● What you are asked to do
Give back each line of the material that contains the word "state".

-- Opening Marker --

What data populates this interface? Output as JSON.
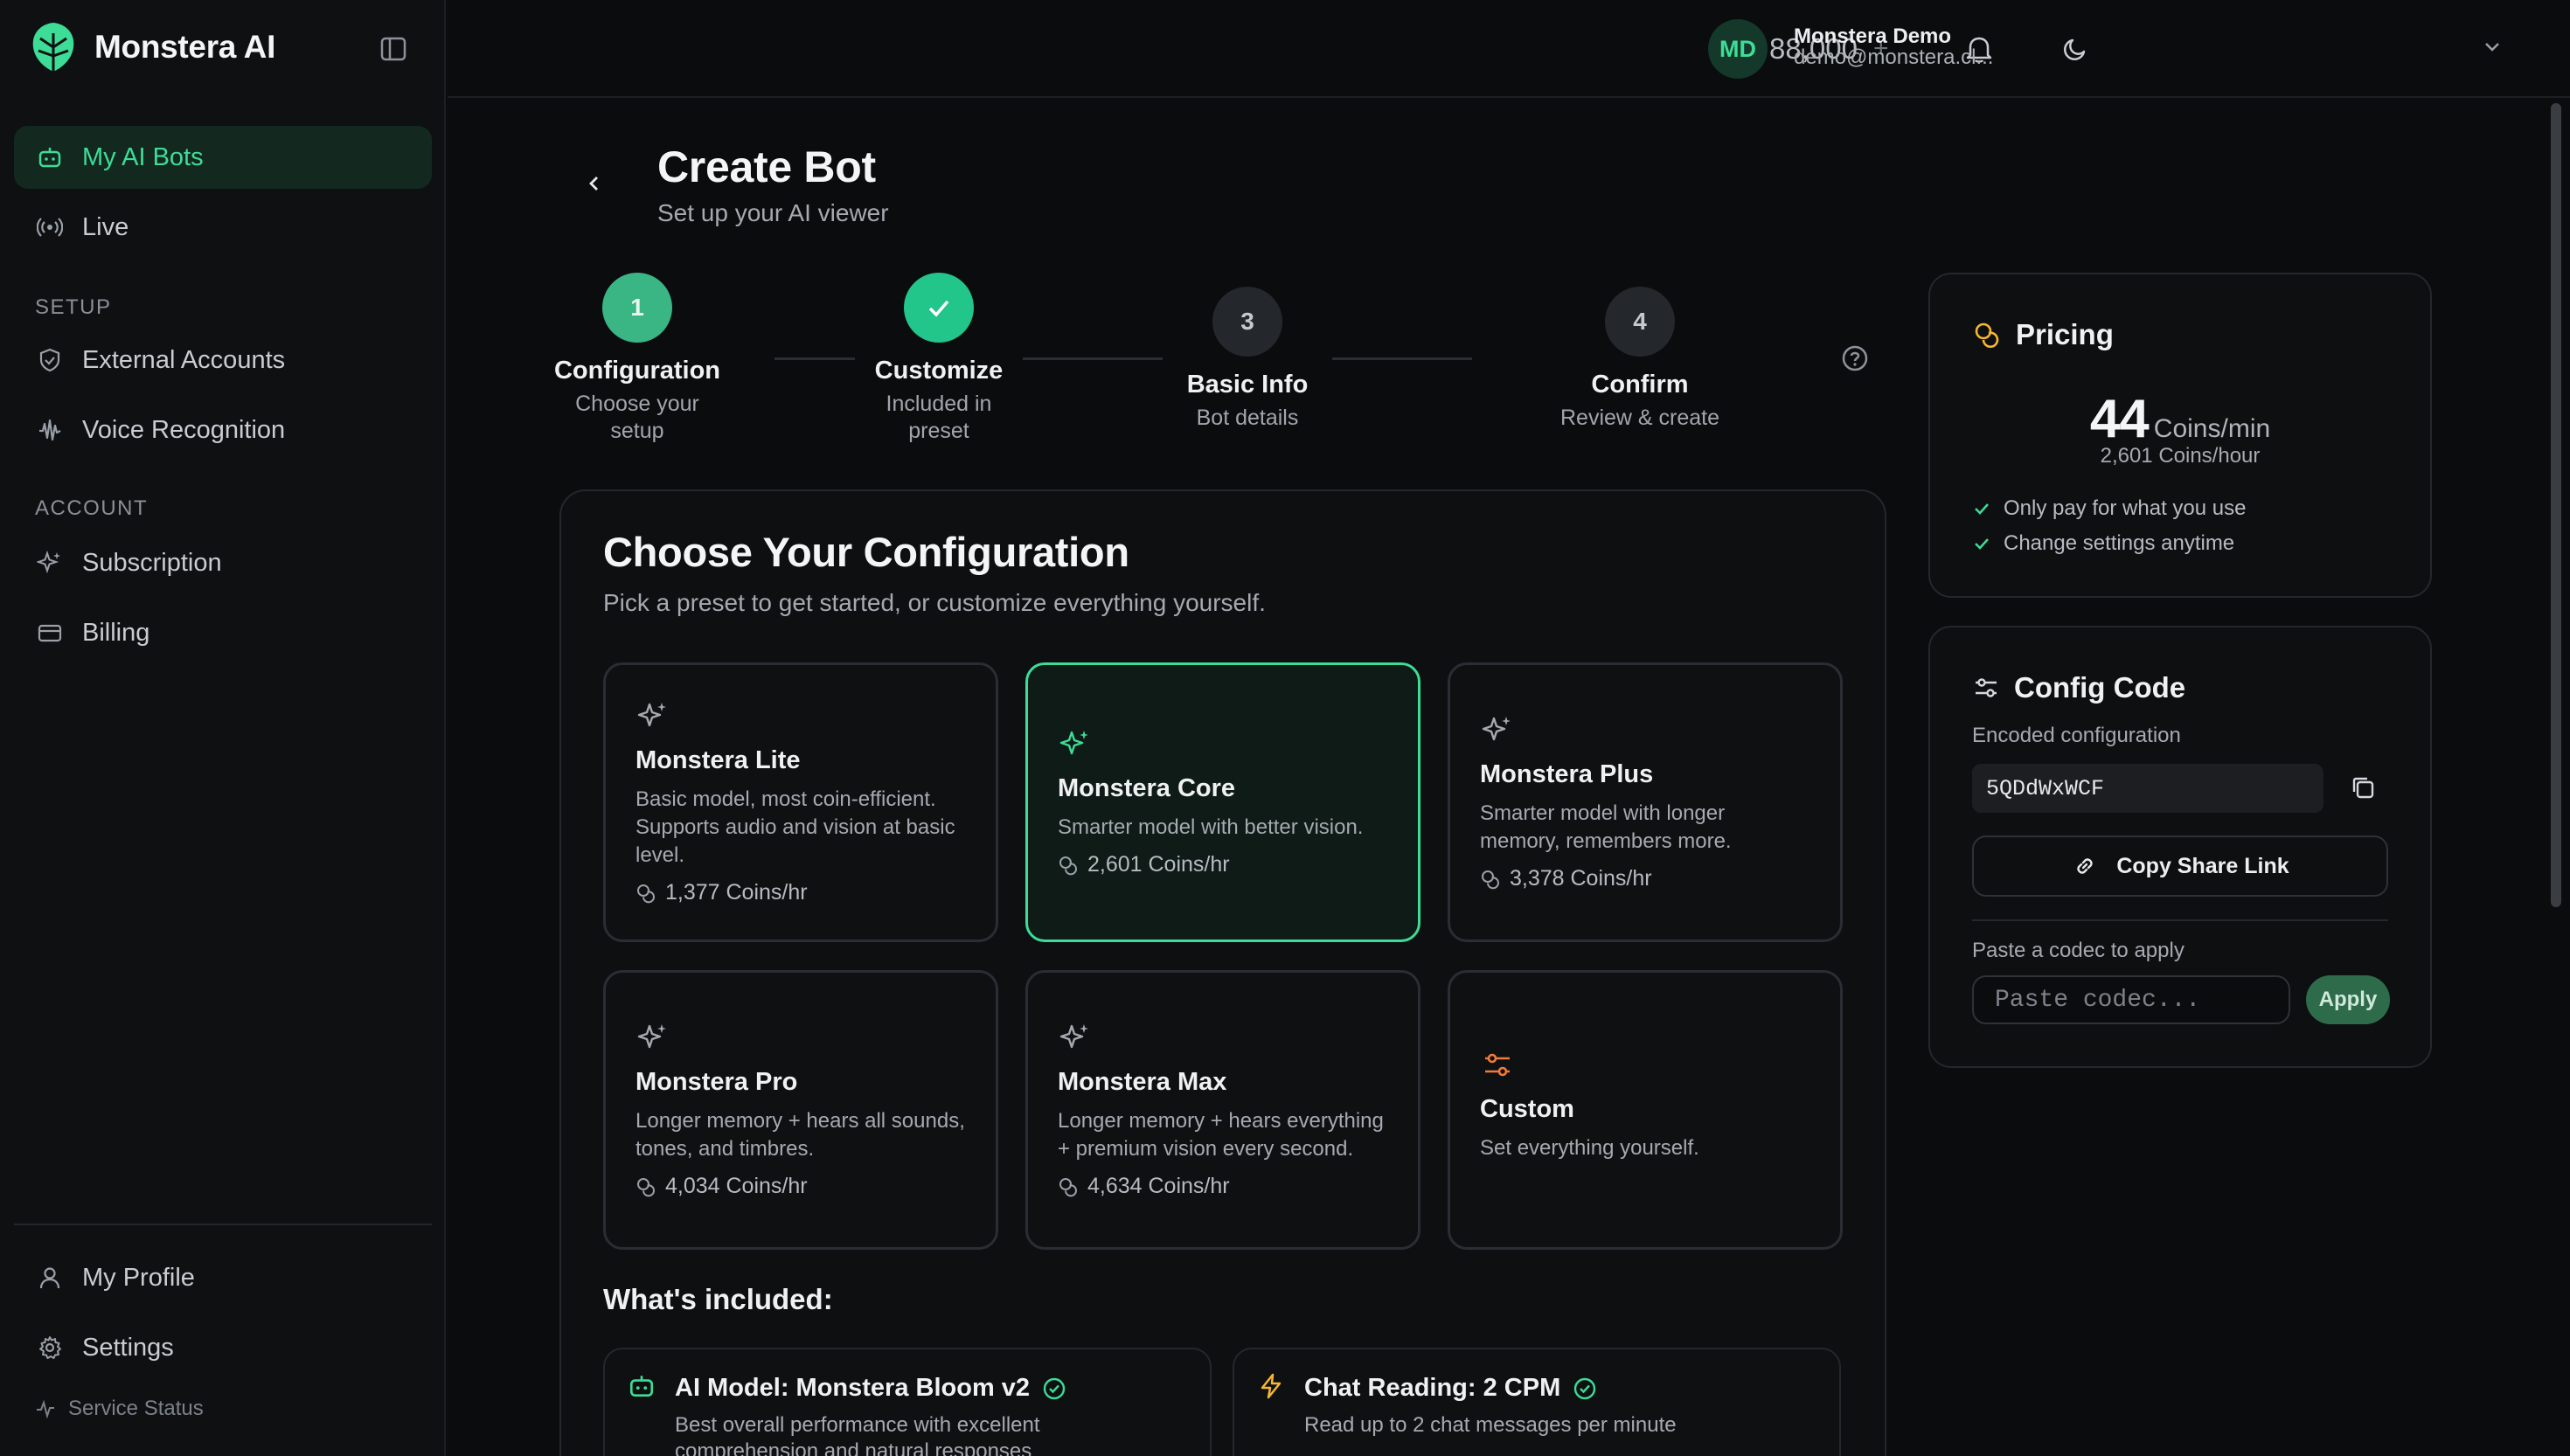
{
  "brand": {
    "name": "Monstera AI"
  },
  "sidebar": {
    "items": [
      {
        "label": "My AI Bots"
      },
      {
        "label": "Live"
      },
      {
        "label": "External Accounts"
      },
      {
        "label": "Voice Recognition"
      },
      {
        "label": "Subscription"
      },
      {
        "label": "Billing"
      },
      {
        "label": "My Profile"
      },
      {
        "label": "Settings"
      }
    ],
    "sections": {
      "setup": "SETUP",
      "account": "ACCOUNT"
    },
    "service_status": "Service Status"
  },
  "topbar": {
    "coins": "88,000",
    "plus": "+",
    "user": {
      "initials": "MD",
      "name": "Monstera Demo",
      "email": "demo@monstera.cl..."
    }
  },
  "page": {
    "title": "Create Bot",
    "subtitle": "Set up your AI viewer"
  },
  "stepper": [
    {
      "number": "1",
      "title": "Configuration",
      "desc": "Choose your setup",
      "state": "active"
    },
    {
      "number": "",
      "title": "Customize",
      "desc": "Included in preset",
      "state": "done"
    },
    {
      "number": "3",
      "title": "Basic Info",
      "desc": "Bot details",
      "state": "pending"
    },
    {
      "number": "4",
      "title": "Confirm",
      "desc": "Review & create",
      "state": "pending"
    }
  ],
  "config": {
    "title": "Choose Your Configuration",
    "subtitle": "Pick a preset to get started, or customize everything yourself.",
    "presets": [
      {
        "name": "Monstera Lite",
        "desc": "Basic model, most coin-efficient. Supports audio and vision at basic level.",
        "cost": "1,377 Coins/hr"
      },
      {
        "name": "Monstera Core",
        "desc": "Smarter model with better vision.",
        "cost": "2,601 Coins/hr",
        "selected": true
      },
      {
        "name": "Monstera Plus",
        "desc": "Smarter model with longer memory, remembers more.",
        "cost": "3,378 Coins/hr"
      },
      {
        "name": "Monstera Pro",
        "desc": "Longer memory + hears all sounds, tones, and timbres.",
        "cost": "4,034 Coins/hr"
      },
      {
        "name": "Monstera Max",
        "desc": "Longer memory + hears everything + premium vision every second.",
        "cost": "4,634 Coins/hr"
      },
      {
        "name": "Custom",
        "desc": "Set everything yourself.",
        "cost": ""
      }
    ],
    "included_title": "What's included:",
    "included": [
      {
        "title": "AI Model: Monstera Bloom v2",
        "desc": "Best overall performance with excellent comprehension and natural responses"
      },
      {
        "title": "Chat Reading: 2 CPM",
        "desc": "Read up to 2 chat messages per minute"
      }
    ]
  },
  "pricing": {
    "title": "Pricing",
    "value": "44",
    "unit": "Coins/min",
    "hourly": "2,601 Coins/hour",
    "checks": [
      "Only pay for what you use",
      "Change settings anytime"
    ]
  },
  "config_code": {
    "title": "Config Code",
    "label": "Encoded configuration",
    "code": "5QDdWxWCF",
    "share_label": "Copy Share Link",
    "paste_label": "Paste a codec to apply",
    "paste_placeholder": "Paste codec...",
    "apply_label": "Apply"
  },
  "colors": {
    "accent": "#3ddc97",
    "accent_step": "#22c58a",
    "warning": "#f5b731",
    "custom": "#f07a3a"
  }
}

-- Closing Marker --
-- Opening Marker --

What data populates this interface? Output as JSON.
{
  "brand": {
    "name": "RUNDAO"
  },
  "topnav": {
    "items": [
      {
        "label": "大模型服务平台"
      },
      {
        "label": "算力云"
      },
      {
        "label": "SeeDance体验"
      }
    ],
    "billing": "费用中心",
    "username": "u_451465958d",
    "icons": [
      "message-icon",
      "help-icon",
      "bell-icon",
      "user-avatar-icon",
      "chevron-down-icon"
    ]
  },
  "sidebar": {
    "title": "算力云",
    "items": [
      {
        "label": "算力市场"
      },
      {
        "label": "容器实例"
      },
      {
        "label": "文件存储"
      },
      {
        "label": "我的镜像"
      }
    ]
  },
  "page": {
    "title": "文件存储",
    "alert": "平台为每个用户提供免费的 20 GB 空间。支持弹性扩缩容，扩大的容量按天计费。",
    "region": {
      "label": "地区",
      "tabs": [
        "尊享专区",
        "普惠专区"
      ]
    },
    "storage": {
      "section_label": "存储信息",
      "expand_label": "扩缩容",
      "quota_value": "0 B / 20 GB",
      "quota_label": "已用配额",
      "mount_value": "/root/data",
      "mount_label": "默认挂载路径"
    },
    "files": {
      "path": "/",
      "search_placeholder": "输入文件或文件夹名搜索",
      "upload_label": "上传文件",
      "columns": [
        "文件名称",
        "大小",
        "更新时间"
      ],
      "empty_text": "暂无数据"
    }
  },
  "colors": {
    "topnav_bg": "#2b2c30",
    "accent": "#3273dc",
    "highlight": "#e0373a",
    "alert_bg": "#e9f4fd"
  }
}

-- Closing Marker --

● Result
      "state": "active"
      "state": "done"
      "state": "pending"
      "state": "pending"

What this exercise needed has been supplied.